It shows that he does not think that the Constitution is an invitation to engage in an open-ended philosophical inquiry into the nature of cruelty or equality. There is some of that, in his opinion, but there are also significant constraints on how that inquiry can go. Roughly, it has to be in line with a historical train of thinking that stretches back to the original Constitution.

Here are his own words.

Two important restraints sharply limit the latitude the moral reading gives to individual judges. First, under that reading constitutional interpretation must begin in what the framers said, and, just as our judgment about what friends and strangers say relies on specific information about them and the context in which they speak, so does our understanding of what the framers said. History is therefore plainly relevant. But only in a particular way. We turn to history to answer the question of what they intended to say, not the different question of what other intentions they had. We have no need to decide what they expected to happen, or hoped would happen, in consequence of their having said what they did, for example; their purpose, in that sense, is not part of our study. That is a crucial distinction. We are governed by what our lawmakers said — by the principles they laid down — not by any information we might have about how they themselves would have interpreted those principles or applied them in concrete cases.

Second, and equally important, constitutional interpretation is disciplined, under the moral reading, by the requirement of constitutional integrity. Judges may not read their own convictions into the Constitution. They may not read the abstract moral clauses as expressing any particular moral judgment, no matter how much that judgment appeals to them, unless they find it consistent in principle with the structural design of the Constitution as a whole, and also with the dominant lines of past constitutional interpretation by other judges. They must regard themselves as partners with other officials, past and future, who together elaborate a coherent constitutional morality, and they must take care to see that what they contribute fits with the rest. (I have elsewhere said that judges are like authors jointly creating a chain novel in which each writes a chapter that makes sense as part of the story as a whole.) Even a judge who believes that abstract justice requires economic equality cannot interpret the equal protection clause as making equality of wealth, or collective ownership of productive resources, a constitutional requirement, because that interpretation simply does not fit American history or practice, or the rest of the Constitution. (Dworkin 1996)

The first paragraph covers familiar ground: we have to be governed by what the authors of the Constitution said but not what they expected.

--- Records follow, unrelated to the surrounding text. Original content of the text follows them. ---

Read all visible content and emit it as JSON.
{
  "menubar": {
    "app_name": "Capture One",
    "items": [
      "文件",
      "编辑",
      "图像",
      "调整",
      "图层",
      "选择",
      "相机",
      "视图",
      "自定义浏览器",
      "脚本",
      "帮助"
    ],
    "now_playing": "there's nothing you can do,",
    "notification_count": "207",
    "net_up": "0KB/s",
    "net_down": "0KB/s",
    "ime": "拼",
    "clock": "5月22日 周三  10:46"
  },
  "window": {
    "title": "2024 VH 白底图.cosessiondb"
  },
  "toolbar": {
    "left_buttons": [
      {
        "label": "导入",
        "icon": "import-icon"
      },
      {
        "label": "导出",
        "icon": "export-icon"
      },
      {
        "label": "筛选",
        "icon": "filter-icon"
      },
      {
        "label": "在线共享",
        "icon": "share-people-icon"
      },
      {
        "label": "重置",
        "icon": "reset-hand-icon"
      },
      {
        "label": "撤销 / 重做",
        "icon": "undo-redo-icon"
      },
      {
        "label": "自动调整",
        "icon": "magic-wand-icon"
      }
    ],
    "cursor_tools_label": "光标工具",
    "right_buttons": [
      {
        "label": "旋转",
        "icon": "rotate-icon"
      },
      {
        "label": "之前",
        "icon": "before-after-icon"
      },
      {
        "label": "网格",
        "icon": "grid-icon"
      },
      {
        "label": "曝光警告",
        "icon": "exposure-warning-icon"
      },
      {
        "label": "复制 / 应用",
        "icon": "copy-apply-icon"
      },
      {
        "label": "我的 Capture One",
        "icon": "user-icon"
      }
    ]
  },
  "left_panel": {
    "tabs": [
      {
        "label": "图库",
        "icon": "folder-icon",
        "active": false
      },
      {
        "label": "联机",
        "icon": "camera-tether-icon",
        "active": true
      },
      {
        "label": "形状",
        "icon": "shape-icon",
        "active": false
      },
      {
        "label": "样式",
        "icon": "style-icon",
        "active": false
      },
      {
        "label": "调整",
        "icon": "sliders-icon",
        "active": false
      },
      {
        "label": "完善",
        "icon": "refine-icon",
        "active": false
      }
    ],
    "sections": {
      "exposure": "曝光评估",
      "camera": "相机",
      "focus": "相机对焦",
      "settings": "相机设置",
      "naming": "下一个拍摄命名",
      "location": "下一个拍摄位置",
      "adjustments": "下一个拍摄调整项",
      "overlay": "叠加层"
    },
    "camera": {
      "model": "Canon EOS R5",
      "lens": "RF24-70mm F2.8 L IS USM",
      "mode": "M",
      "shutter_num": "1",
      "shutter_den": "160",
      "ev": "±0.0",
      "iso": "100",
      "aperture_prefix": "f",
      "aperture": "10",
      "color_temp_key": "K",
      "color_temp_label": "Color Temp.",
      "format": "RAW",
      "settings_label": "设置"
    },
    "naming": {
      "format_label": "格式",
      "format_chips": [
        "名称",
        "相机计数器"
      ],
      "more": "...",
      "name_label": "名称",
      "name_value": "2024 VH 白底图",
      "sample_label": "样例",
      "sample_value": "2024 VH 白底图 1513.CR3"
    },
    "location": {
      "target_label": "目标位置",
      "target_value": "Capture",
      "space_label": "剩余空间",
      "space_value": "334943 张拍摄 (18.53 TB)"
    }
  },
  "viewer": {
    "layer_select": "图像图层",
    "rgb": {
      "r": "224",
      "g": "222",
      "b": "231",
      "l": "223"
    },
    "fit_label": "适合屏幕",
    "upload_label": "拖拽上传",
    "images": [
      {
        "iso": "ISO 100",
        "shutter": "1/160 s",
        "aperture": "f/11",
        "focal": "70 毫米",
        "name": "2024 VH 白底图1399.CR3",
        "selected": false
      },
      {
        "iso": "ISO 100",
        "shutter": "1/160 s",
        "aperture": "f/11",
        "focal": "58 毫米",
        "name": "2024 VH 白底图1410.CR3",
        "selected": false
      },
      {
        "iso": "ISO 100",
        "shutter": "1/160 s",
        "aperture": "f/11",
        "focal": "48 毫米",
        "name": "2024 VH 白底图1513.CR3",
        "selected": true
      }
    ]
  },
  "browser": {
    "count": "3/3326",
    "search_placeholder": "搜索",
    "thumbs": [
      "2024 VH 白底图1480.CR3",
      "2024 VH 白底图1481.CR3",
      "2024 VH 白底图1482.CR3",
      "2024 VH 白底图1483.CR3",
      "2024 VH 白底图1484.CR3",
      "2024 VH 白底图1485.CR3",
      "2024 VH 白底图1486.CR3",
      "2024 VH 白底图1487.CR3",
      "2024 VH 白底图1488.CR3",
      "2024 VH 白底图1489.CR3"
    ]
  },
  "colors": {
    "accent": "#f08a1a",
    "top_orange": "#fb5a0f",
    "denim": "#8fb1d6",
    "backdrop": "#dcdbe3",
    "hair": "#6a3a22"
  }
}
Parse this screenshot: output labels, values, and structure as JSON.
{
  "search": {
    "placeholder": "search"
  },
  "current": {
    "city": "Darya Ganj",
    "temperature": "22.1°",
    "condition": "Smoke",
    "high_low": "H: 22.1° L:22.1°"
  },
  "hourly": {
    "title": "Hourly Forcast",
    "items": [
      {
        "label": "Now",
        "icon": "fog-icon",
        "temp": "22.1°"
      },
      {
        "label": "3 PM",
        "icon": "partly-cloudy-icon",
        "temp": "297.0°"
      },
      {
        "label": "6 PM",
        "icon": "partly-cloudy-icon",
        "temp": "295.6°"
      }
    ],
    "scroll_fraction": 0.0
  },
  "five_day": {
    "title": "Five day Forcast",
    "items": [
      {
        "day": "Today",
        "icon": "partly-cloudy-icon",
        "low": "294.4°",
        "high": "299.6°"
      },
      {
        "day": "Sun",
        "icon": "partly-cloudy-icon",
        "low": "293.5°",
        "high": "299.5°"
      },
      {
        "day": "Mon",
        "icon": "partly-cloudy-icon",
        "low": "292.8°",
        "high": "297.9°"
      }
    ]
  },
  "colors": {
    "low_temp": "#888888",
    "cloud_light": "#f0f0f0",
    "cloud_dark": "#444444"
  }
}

The second paragraph, on the requirement of “constitutional integrity” introduces something new that is charmingly illustrated by the metaphor of the chain novel. The idea is that a judge now has to offer an interpretation of the Constitution that makes sense as a continuation of previous judges’ attempts to interpret it. That limits the freedom that judges have to philosophize about the meaning of the abstract phrases of the Constitution.

Update on the Eighth Amendment

Today I learned that Scalia at least contemplated the thought that flogging would be permitted under the Eighth Amendment as that was an acceptable punishment in 1789. I should add that it is not clear that he was serious. But, well, it’s unsettling.

It’s relevant because the Supreme Court appears to be ready to hear a significant Eighth Amendment case and there are a few originalists on the Court.

Key concepts

  1. Concrete and dated vs. abstract and principled
  2. How the debate plays out concerning the death penalty
  3. Dworkin’s chain novel metaphor

References

Dworkin, Ronald. 1997. “Comment.” In A Matter of Interpretation: Federal Courts and the Law, edited by Amy Gutmann, 115–27. Princeton: Princeton University Press.

———. 1996. “The Moral Reading of the Constitution.” New York Review of Books, March.

Scalia, Antonin. 1997. “Response: The Role of United States Federal Courts in Interpreting the Constitution and the Laws.” In A Matter of Interpretation: Federal Courts and the Law, edited by Amy Gutmann, 129–49. Princeton: Princeton University Press.